Governance and Adaptation to Innovative Modes of Higher Education Provision

Computers room at the university

More students than ever are attending higher education, and its provision is becoming more fluid, global and competitive.

A review of governance and adaptation recommends that higher education institutions have a strategy to incorporate innovative modes of teaching and learning, as well as the management of higher education.


One of the main areas for reforms for the EU2020 strategy is the creation of effective governance mechanisms in support of, among others, academic excellence. In the context of higher education provision, developing excellence in teaching and learning and enhancing lifelong learning implies the use of new methods. It means that higher education institutions should use the latest developments in teaching in order to respond to the various competitive pressures they are facing.

These innovations stimulate changes in the provision and management of higher education and, thus, challenge the ‘traditional’ model of university and its future, raising a number of questions. Namely, how does the management of universities adapt to these innovations across Europe? What are these new modes of higher education provision across Europe? What is the role of the university governance in establishing and regulating innovative modes of provision? What are the motivations, barriers and drivers for innovative education provisions?


This project, funded by the Lifelong Learning Programme of the European Commission and the French Ministry for National Education (project number 539628-LLP-1-2013-1-NL-ERASMUS-EIG), examined innovative modes of higher education, in terms of both teaching and learning, and their evolution across Europe. It considered how, and why, they emerged, and how the management and governance of higher education as a whole have adapted to change.

The study began in October 2013 and finished in April 2016. It was conducted by a consortium of 12 European institutions, with RAND Europe being a co-leading organisation.

The main aims of the study were the following:

  1. To identify innovations in higher education delivery in Europe;
  2. To analyse the motivations, drivers, barriers and ways through which the management of higher education institutions (HEIs) adapts to innovative provision;
  3. To investigate and issue recommendations regarding the role of the university management in innovative provision of higher education.


In order to achieve these goals, the project used a methodological approach based on desk research. In addition, the team developed and implemented a large-scale online survey to HEI management staff, produced institutional case studies to determine best practices, and designed a self-assessment toolkit for HEIs to evaluate the innovativeness of their teaching and learning. Finally, the project team organised a workshop to exchange best practices, and designed a training course for university managers and teachers.


  • First, innovations include various aspects of education provision, including but not limited to digital innovations. These innovations include changes in teaching methods, curricula and programmes that allow for reaching a different student demographic – for example, through partnerships outside of the university.
  • Our participating institutions have highlighted several examples of promising practices in education provision and governance and management. These include examples which add value to the institution and have the potential to be transferable and sustainable.
  • University governance and management structures and approaches can support innovation in a number of ways. These include expressing a high-level institutional commitment and strategy to supporting innovation, as well as conducting regular evaluations of the initiatives.
  • Given that most HEIs are public in the European Union, supporting innovation also relies on an appropriate regulatory environment set by national governments and a stable and wide funding base.
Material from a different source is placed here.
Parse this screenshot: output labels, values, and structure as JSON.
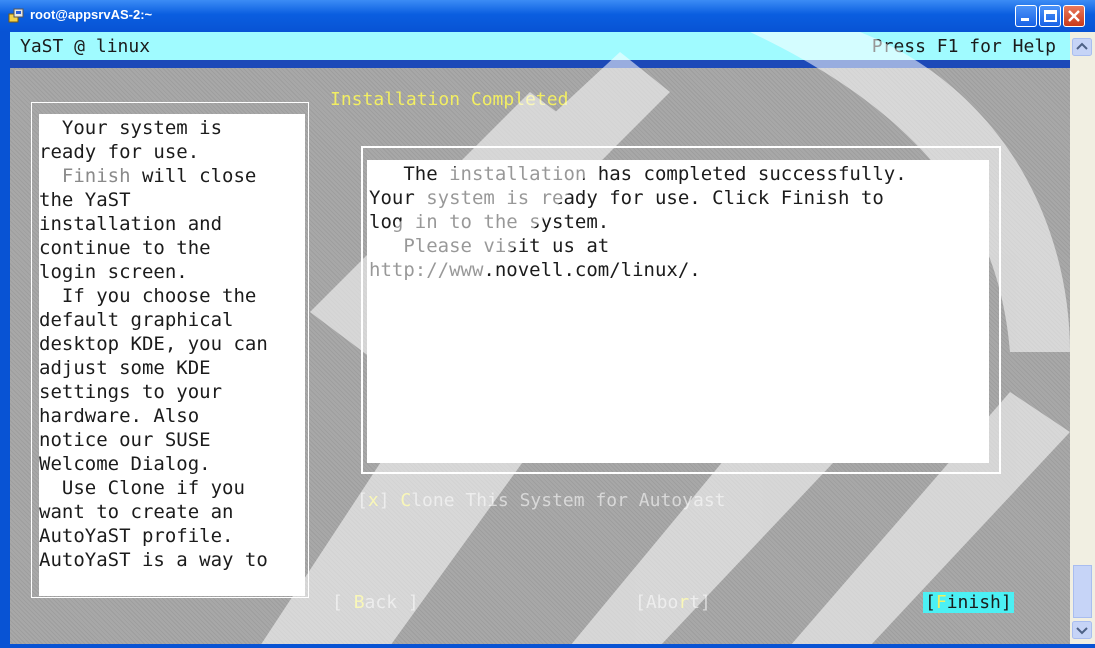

  • Innovation relies foremost on an institution-wide leadership and strategy which bind the institution around a sense of purpose, the implementation of which needs to be regularly evaluated. While leaders are essential for supporting innovation, staff and students also have a role in generating ideas. We therefore recommend that each HEI include innovation objectives in its strategy.
  • In addition, HEIs need to provide the right institutional support; organisational flexibility; financial incentive; and evaluation, impact and quality assurance framework to support innovation. We therefore recommend that each HEI consider how the types of institutional support, organisational layout, financial incentives and evaluation procedures enhance the institution’s innovation potential.
  • Innovation needs to be understood broadly, for it does not only include new technologies. We recommend that HEIs consider not just investing in technology, but also prioritising training staff and developing support structures to facilitate the inclusion of innovation in a coherent teaching and learning approach.